Parippally Gajamela

    This festival is dedicated to Bhadrakali - the Goddess in her most fierce form. There is a procession of abou50 elephants - the Gajamela - and various cultural programmes on the concluding days

 Thrissur pooram
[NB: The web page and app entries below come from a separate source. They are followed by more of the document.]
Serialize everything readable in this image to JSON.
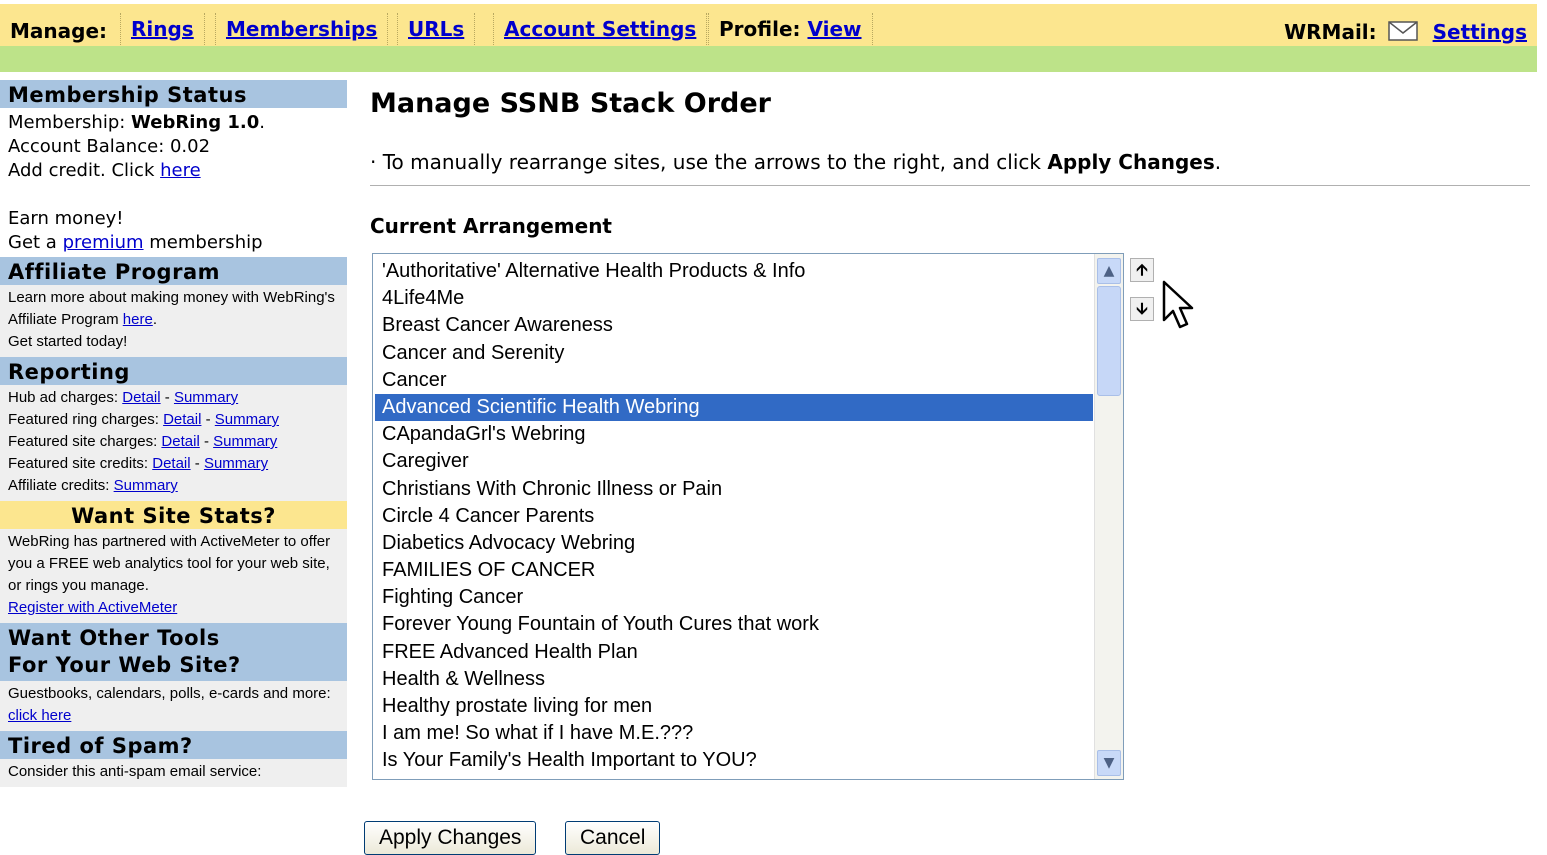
{
  "topnav": {
    "manage_label": "Manage:",
    "tabs": [
      {
        "label": "Rings"
      },
      {
        "label": "Memberships"
      },
      {
        "label": "URLs"
      },
      {
        "label": "Account Settings"
      }
    ],
    "profile_label": "Profile:",
    "profile_link": "View",
    "wrmail_label": "WRMail:",
    "mail_icon": "envelope-icon",
    "settings_link": "Settings"
  },
  "sidebar": {
    "membership_status": {
      "heading": "Membership Status",
      "membership_prefix": "Membership: ",
      "membership_value": "WebRing 1.0",
      "balance": "Account Balance: 0.02",
      "add_credit_prefix": "Add credit. Click ",
      "add_credit_link": "here",
      "earn": "Earn money!",
      "premium_prefix": "Get a ",
      "premium_link": "premium",
      "premium_suffix": " membership"
    },
    "affiliate": {
      "heading": "Affiliate Program",
      "text_prefix": "Learn more about making money with WebRing's Affiliate Program ",
      "link": "here",
      "text_suffix": "Get started today!"
    },
    "reporting": {
      "heading": "Reporting",
      "rows": [
        {
          "label": "Hub ad charges: ",
          "links": [
            "Detail",
            "Summary"
          ]
        },
        {
          "label": "Featured ring charges: ",
          "links": [
            "Detail",
            "Summary"
          ]
        },
        {
          "label": "Featured site charges: ",
          "links": [
            "Detail",
            "Summary"
          ]
        },
        {
          "label": "Featured site credits: ",
          "links": [
            "Detail",
            "Summary"
          ]
        },
        {
          "label": "Affiliate credits: ",
          "links": [
            "Summary"
          ]
        }
      ]
    },
    "site_stats": {
      "heading": "Want Site Stats?",
      "text": "WebRing has partnered with ActiveMeter to offer you a FREE web analytics tool for your web site, or rings you manage.",
      "link": "Register with ActiveMeter"
    },
    "other_tools": {
      "heading_line1": "Want Other Tools",
      "heading_line2": "For Your Web Site?",
      "text": "Guestbooks, calendars, polls, e-cards and more: ",
      "link": "click here"
    },
    "spam": {
      "heading": "Tired of Spam?",
      "text": "Consider this anti-spam email service:"
    }
  },
  "main": {
    "title": "Manage SSNB Stack Order",
    "instruction_prefix": "· To manually rearrange sites, use the arrows to the right, and click ",
    "instruction_bold": "Apply Changes",
    "instruction_suffix": ".",
    "arrangement_label": "Current Arrangement",
    "sites": [
      "'Authoritative' Alternative Health Products & Info",
      "4Life4Me",
      "Breast Cancer Awareness",
      "Cancer and Serenity",
      "Cancer",
      "Advanced Scientific Health Webring",
      "CApandaGrl's Webring",
      "Caregiver",
      "Christians With Chronic Illness or Pain",
      "Circle 4 Cancer Parents",
      "Diabetics Advocacy Webring",
      "FAMILIES OF CANCER",
      "Fighting Cancer",
      "Forever Young Fountain of Youth Cures that work",
      "FREE Advanced Health Plan",
      "Health & Wellness",
      "Healthy prostate living for men",
      "I am me! So what if I have M.E.???",
      "Is Your Family's Health Important to YOU?"
    ],
    "selected_index": 5,
    "move_up_icon": "arrow-up-icon",
    "move_down_icon": "arrow-down-icon",
    "apply_button": "Apply Changes",
    "cancel_button": "Cancel"
  }
}
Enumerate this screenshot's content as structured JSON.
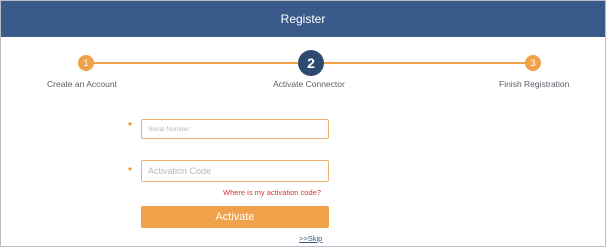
{
  "window": {
    "title": "Register"
  },
  "steps": [
    {
      "number": "1",
      "label": "Create an Account",
      "state": "done"
    },
    {
      "number": "2",
      "label": "Activate Connector",
      "state": "active"
    },
    {
      "number": "3",
      "label": "Finish Registration",
      "state": "pending"
    }
  ],
  "form": {
    "serial_placeholder": "Serial Number",
    "activation_placeholder": "Activation Code",
    "required_marker": "*",
    "help_link": "Where is my activation code?",
    "activate_label": "Activate",
    "skip_label": ">>Skip"
  },
  "colors": {
    "header": "#3a5a8c",
    "accent": "#f0a24a",
    "active_step": "#2f4a70",
    "link_red": "#e0322d"
  }
}
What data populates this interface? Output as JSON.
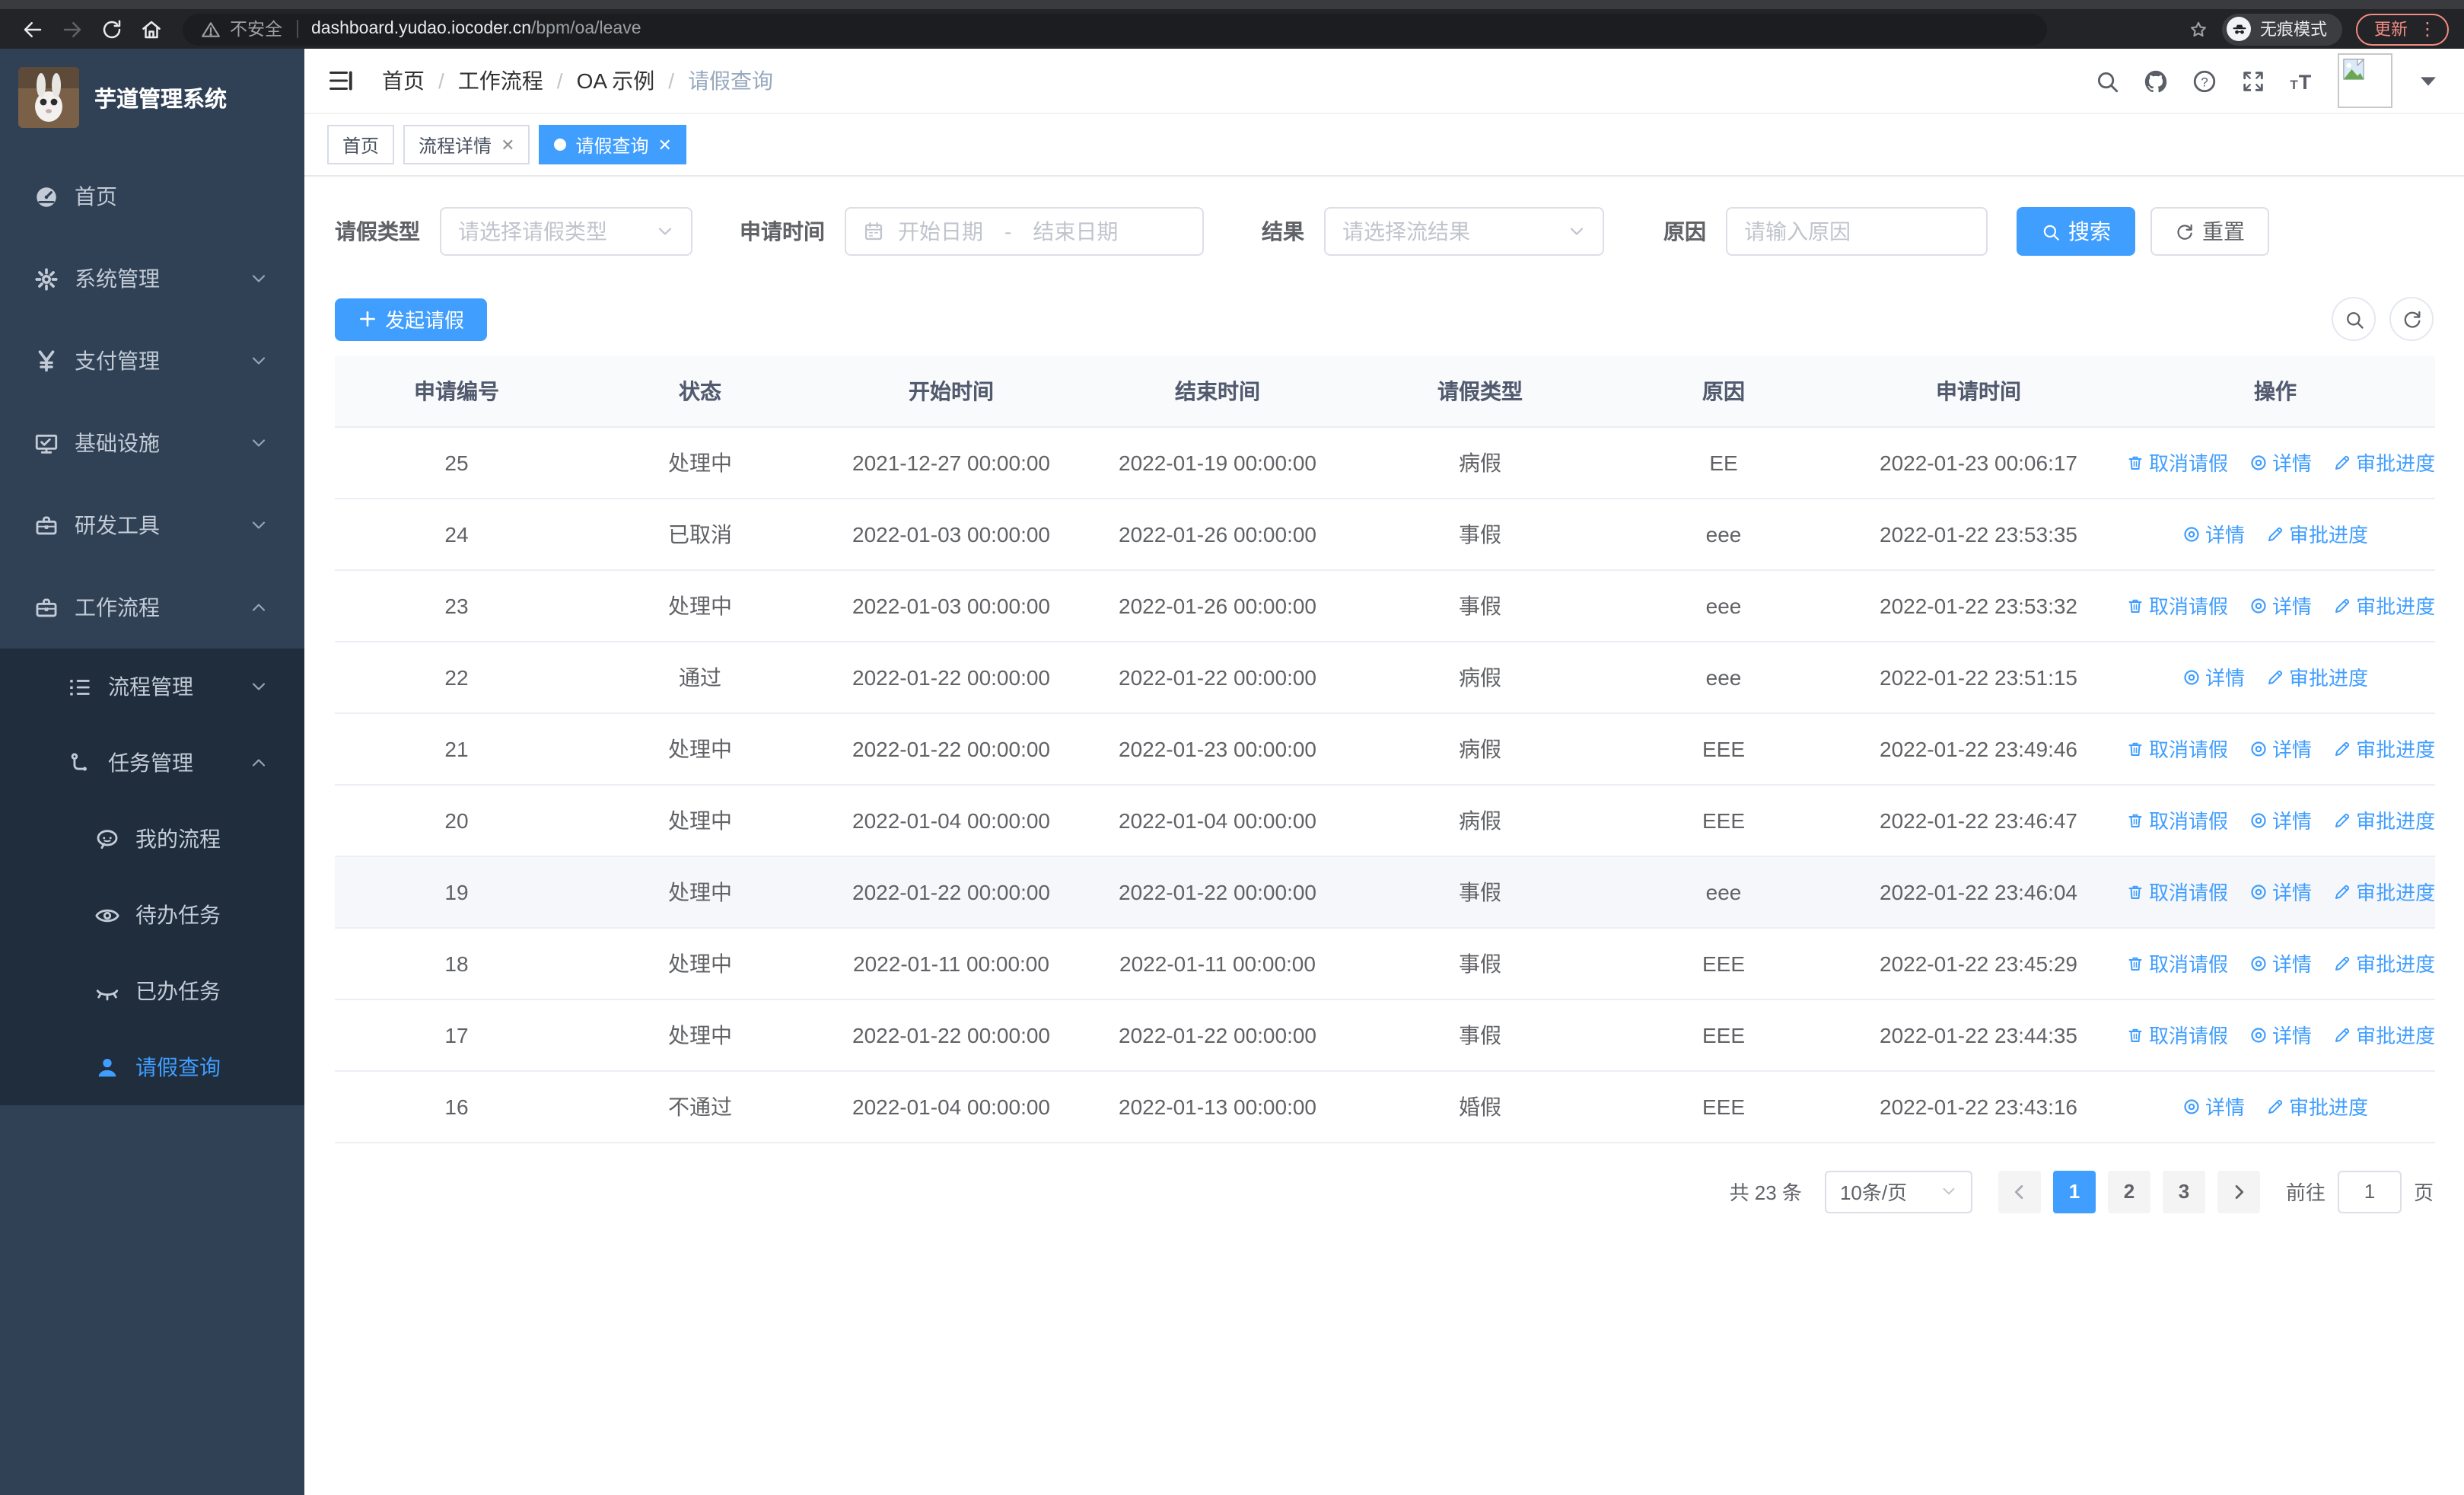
{
  "browser": {
    "security_label": "不安全",
    "url_host": "dashboard.yudao.iocoder.cn",
    "url_path": "/bpm/oa/leave",
    "incognito_label": "无痕模式",
    "update_label": "更新"
  },
  "sidebar": {
    "title": "芋道管理系统",
    "items": [
      {
        "label": "首页",
        "icon": "dashboard-icon",
        "level": 1,
        "chevron": "",
        "group": "top",
        "active": false
      },
      {
        "label": "系统管理",
        "icon": "gear-icon",
        "level": 1,
        "chevron": "down",
        "group": "top",
        "active": false
      },
      {
        "label": "支付管理",
        "icon": "yen-icon",
        "level": 1,
        "chevron": "down",
        "group": "top",
        "active": false
      },
      {
        "label": "基础设施",
        "icon": "monitor-icon",
        "level": 1,
        "chevron": "down",
        "group": "top",
        "active": false
      },
      {
        "label": "研发工具",
        "icon": "briefcase-icon",
        "level": 1,
        "chevron": "down",
        "group": "top",
        "active": false
      },
      {
        "label": "工作流程",
        "icon": "briefcase-icon",
        "level": 1,
        "chevron": "up",
        "group": "top",
        "active": false
      },
      {
        "label": "流程管理",
        "icon": "list-icon",
        "level": 2,
        "chevron": "down",
        "group": "sub",
        "active": false
      },
      {
        "label": "任务管理",
        "icon": "workflow-icon",
        "level": 2,
        "chevron": "up",
        "group": "sub",
        "active": false
      },
      {
        "label": "我的流程",
        "icon": "chat-icon",
        "level": 3,
        "chevron": "",
        "group": "sub",
        "active": false
      },
      {
        "label": "待办任务",
        "icon": "eye-icon",
        "level": 3,
        "chevron": "",
        "group": "sub",
        "active": false
      },
      {
        "label": "已办任务",
        "icon": "eye-off-icon",
        "level": 3,
        "chevron": "",
        "group": "sub",
        "active": false
      },
      {
        "label": "请假查询",
        "icon": "user-icon",
        "level": 3,
        "chevron": "",
        "group": "sub",
        "active": true
      }
    ]
  },
  "header": {
    "breadcrumb": [
      "首页",
      "工作流程",
      "OA 示例",
      "请假查询"
    ]
  },
  "tabs": [
    {
      "label": "首页",
      "closable": false,
      "active": false
    },
    {
      "label": "流程详情",
      "closable": true,
      "active": false
    },
    {
      "label": "请假查询",
      "closable": true,
      "active": true
    }
  ],
  "filters": {
    "leave_type": {
      "label": "请假类型",
      "placeholder": "请选择请假类型"
    },
    "apply_time": {
      "label": "申请时间",
      "start_placeholder": "开始日期",
      "separator": "-",
      "end_placeholder": "结束日期"
    },
    "result": {
      "label": "结果",
      "placeholder": "请选择流结果"
    },
    "reason": {
      "label": "原因",
      "placeholder": "请输入原因"
    },
    "search_label": "搜索",
    "reset_label": "重置"
  },
  "actions_bar": {
    "create_label": "发起请假"
  },
  "table": {
    "columns": [
      "申请编号",
      "状态",
      "开始时间",
      "结束时间",
      "请假类型",
      "原因",
      "申请时间",
      "操作"
    ],
    "action_labels": {
      "cancel": "取消请假",
      "detail": "详情",
      "progress": "审批进度"
    },
    "rows": [
      {
        "id": "25",
        "status": "处理中",
        "start": "2021-12-27 00:00:00",
        "end": "2022-01-19 00:00:00",
        "type": "病假",
        "reason": "EE",
        "applied": "2022-01-23 00:06:17",
        "actions": [
          "cancel",
          "detail",
          "progress"
        ],
        "hover": false
      },
      {
        "id": "24",
        "status": "已取消",
        "start": "2022-01-03 00:00:00",
        "end": "2022-01-26 00:00:00",
        "type": "事假",
        "reason": "eee",
        "applied": "2022-01-22 23:53:35",
        "actions": [
          "detail",
          "progress"
        ],
        "hover": false
      },
      {
        "id": "23",
        "status": "处理中",
        "start": "2022-01-03 00:00:00",
        "end": "2022-01-26 00:00:00",
        "type": "事假",
        "reason": "eee",
        "applied": "2022-01-22 23:53:32",
        "actions": [
          "cancel",
          "detail",
          "progress"
        ],
        "hover": false
      },
      {
        "id": "22",
        "status": "通过",
        "start": "2022-01-22 00:00:00",
        "end": "2022-01-22 00:00:00",
        "type": "病假",
        "reason": "eee",
        "applied": "2022-01-22 23:51:15",
        "actions": [
          "detail",
          "progress"
        ],
        "hover": false
      },
      {
        "id": "21",
        "status": "处理中",
        "start": "2022-01-22 00:00:00",
        "end": "2022-01-23 00:00:00",
        "type": "病假",
        "reason": "EEE",
        "applied": "2022-01-22 23:49:46",
        "actions": [
          "cancel",
          "detail",
          "progress"
        ],
        "hover": false
      },
      {
        "id": "20",
        "status": "处理中",
        "start": "2022-01-04 00:00:00",
        "end": "2022-01-04 00:00:00",
        "type": "病假",
        "reason": "EEE",
        "applied": "2022-01-22 23:46:47",
        "actions": [
          "cancel",
          "detail",
          "progress"
        ],
        "hover": false
      },
      {
        "id": "19",
        "status": "处理中",
        "start": "2022-01-22 00:00:00",
        "end": "2022-01-22 00:00:00",
        "type": "事假",
        "reason": "eee",
        "applied": "2022-01-22 23:46:04",
        "actions": [
          "cancel",
          "detail",
          "progress"
        ],
        "hover": true
      },
      {
        "id": "18",
        "status": "处理中",
        "start": "2022-01-11 00:00:00",
        "end": "2022-01-11 00:00:00",
        "type": "事假",
        "reason": "EEE",
        "applied": "2022-01-22 23:45:29",
        "actions": [
          "cancel",
          "detail",
          "progress"
        ],
        "hover": false
      },
      {
        "id": "17",
        "status": "处理中",
        "start": "2022-01-22 00:00:00",
        "end": "2022-01-22 00:00:00",
        "type": "事假",
        "reason": "EEE",
        "applied": "2022-01-22 23:44:35",
        "actions": [
          "cancel",
          "detail",
          "progress"
        ],
        "hover": false
      },
      {
        "id": "16",
        "status": "不通过",
        "start": "2022-01-04 00:00:00",
        "end": "2022-01-13 00:00:00",
        "type": "婚假",
        "reason": "EEE",
        "applied": "2022-01-22 23:43:16",
        "actions": [
          "detail",
          "progress"
        ],
        "hover": false
      }
    ]
  },
  "pagination": {
    "total_label": "共 23 条",
    "page_size_label": "10条/页",
    "pages": [
      "1",
      "2",
      "3"
    ],
    "current_page": "1",
    "goto_label": "前往",
    "goto_value": "1",
    "page_unit_label": "页"
  },
  "colors": {
    "primary": "#409eff",
    "sidebar_bg": "#304156",
    "submenu_bg": "#1f2d3d",
    "update_accent": "#f28b82"
  }
}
     The world-renowned Thrissur pooram, arguably the most famous festival of Kerala, is a heady mixture of pomp and pageantry. Thousands of people from all walks of life gather at the Thekkinkadu Maidanam at Thrissur to celebrate the pooram or festival. The festival is held in the premises of the Vadakkumnatha temple, a classic example of the Kerala style of architecture. The festival highlights include, among other things, a spectacular pageant of 30 caparisoned elephants and Kudamattom, a competition in the swift rhythmic changing of brightly coloured and sequined parasols. Chendamelam and Panchavadyam performances by magicians of music provide a supremely apt accompaniment to the visual treats. Dazzling fireworks light up the sky to provide a grand finale to two days of classic entertainment.

Kalpathi Ratholsavam

     The annual Ratholsavam or chariot festival at the Sree Viswanatha Swamy temple, dedicated to Lord Viswanatha or Siva, is one of the most remarkable of the festivals of Kerala. Kalpathi, an early Tamil Brahmin settlement is also known as Dakshin Kasi or the Varanasi of the South. During the first four days, Vedic recitals and cultural programmes are held in the temple, believed to be over 700 years old. On the last three days, thousands of devotees gather together to draw decorated temple chariots through the streets. This ceremonial procession taken out by a sea of chanting people is a sight to behold.